Trailblazing Women Discuss How They Are Keeping the Door Open for Others to Follow Their Footsteps
Recently, we have seen women trailblazers making waves in various facets of society. From the White House, where Kamala Harris is now serving as the nation’s first woman and woman of color Vice President, to the boardroom, where Rosiland Brewer, new CEO of Walgreens, became the only Black woman to lead a fortune 500 company in March 2021, prominent examples of women stepping into leadership positions are growing. As we honor the ongoing strides women are making, however, how do we guarantee that the firsts we are seeing now are not the last? What resources are needed to ensure our collective gains trickle down to the most vulnerable and overlooked women who still live in the shadows of our society?

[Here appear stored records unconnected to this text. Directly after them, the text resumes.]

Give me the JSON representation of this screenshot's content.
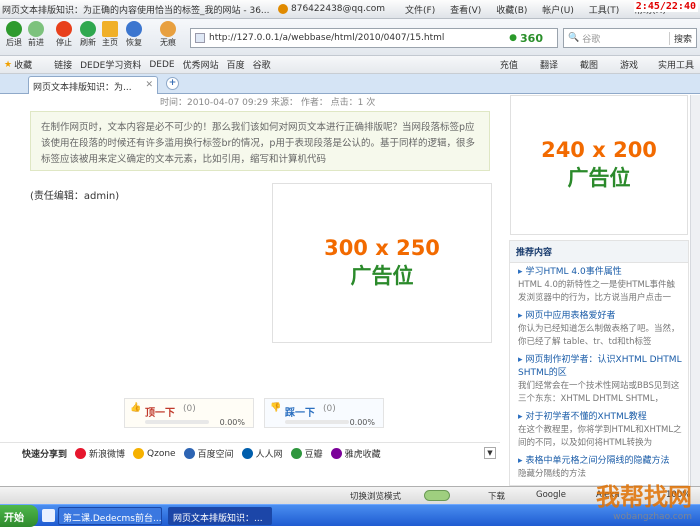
{
  "window": {
    "title": "网页文本排版知识：为正确的内容使用恰当的标签_我的网站 - 36...",
    "account": "876422438@qq.com",
    "menus": [
      "文件(F)",
      "查看(V)",
      "收藏(B)",
      "帐户(U)",
      "工具(T)",
      "帮助(H)"
    ],
    "clock": "2:45/22:40"
  },
  "toolbar": {
    "back": "后退",
    "forward": "前进",
    "stop": "停止",
    "refresh": "刷新",
    "home": "主页",
    "restore": "恢复",
    "traceless": "无痕",
    "url": "http://127.0.0.1/a/webbase/html/2010/0407/15.html",
    "brand": "360",
    "search_placeholder": "谷歌",
    "search_button": "搜索"
  },
  "favorites": {
    "label": "收藏",
    "items": [
      "链接",
      "DEDE学习资料",
      "DEDE",
      "优秀网站",
      "百度",
      "谷歌"
    ],
    "right": [
      "充值",
      "翻译",
      "截图",
      "游戏",
      "实用工具"
    ]
  },
  "tab": {
    "label": "网页文本排版知识：为..."
  },
  "article": {
    "meta": "时间：2010-04-07 09:29  来源：  作者：  点击：1 次",
    "intro": "在制作网页时，文本内容是必不可少的！那么我们该如何对网页文本进行正确排版呢？当网段落标签p应该使用在段落的时候还有许多滥用换行标签br的情况，p用于表现段落是公认的。基于同样的逻辑，很多标签应该被用来定义确定的文本元素，比如引用，缩写和计算机代码",
    "editor": "(责任编辑：admin)"
  },
  "ads": {
    "main": {
      "size": "300 x 250",
      "word": "广告位"
    },
    "side": {
      "size": "240 x 200",
      "word": "广告位"
    }
  },
  "recommend": {
    "title": "推荐内容",
    "items": [
      {
        "title": "学习HTML 4.0事件属性",
        "desc": "HTML 4.0的新特性之一是使HTML事件触发浏览器中的行为，比方说当用户点击一"
      },
      {
        "title": "网页中应用表格爱好者",
        "desc": "你认为已经知道怎么制做表格了吧。当然，你已经了解 table、tr、td和th标签"
      },
      {
        "title": "网页制作初学者：认识XHTML DHTML SHTML的区",
        "desc": "我们经常会在一个技术性网站或BBS见到这三个东东：XHTML DHTML SHTML，"
      },
      {
        "title": "对于初学者不懂的XHTML教程",
        "desc": "在这个教程里，你将学到HTML和XHTML之间的不同，以及如何将HTML转换为"
      },
      {
        "title": "表格中单元格之间分隔线的隐藏方法",
        "desc": "隐藏分隔线的方法"
      }
    ]
  },
  "vote": {
    "up": {
      "label": "顶一下",
      "count": "(0)",
      "percent": "0.00%",
      "fill": 0
    },
    "down": {
      "label": "踩一下",
      "count": "(0)",
      "percent": "0.00%",
      "fill": 0
    }
  },
  "share": {
    "label": "快速分享到",
    "targets": [
      {
        "name": "新浪微博",
        "color": "#e6162d"
      },
      {
        "name": "Qzone",
        "color": "#f6b100"
      },
      {
        "name": "百度空间",
        "color": "#2d64b3"
      },
      {
        "name": "人人网",
        "color": "#005eac"
      },
      {
        "name": "豆瓣",
        "color": "#2e963d"
      },
      {
        "name": "雅虎收藏",
        "color": "#7b0099"
      }
    ]
  },
  "status": {
    "switch_mode": "切换浏览模式",
    "download": "下载",
    "google": "Google",
    "alexa": "Alexa",
    "zoom": "100%"
  },
  "taskbar": {
    "start": "开始",
    "tasks": [
      "第二课.Dedecms前台...",
      "网页文本排版知识：..."
    ]
  },
  "watermark": {
    "text": "我帮找网",
    "sub": "wobangzhao.com"
  }
}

In a Lightning Bolt session during SPECTRUM: I’m Speaking, Amáda Márquez Simula and Yui Scribner shared their stories about being trailblazers in their respective fields and roles. Simula is the first Latina mayor of Columbia Heights, Minnesota, and only the second Latina statewide to be elected to a mayoral role. Scribner is Head of Operations at Impact America Fund (IAF). As a woman of color in the investing world — a field still predominantly made up by white men — Scribner and IAF are working to allocate investments in such a way that people of color can “experience true agency and participation in the American economy.” (Watch the session below!)
During the session, the two also shared their perspectives and insights on how to create more equitable and inclusive systems. Scribner said focusing on “how” rather than “why” is important because the answers to these “how” questions reveal the steps necessary to make progress.
“Asking how takes us out of the past and into the future,” Scribner said. “Asking how also assumes you’re in this effort with me.”
Simula focused her advice on engaging communities to empower marginalized folks and give them real power in the decision making process.
“Get to know your neighbors,” Simula said. “See women, see women of color, see people of color, see people with disabilities, see the LGBTQ community and people as leaders and ask them to run (for office) and then support them.”
At the end of the session, Scribner and Simula participated in a Q&A to answer questions about sustaining these collective gains, so that trailblazers can keep the door open for others to follow them rather than being isolated examples of progress. Scribner emphasized the need to work together.
“A lot of power lies in collaboration and coalition building,” Scribner said.
Simula added that these gains will not be given freely by established figures and systems, which are able to hold onto outsized power through their exclusionary practices.
“The system is not going to give this to us easily,” Simula said.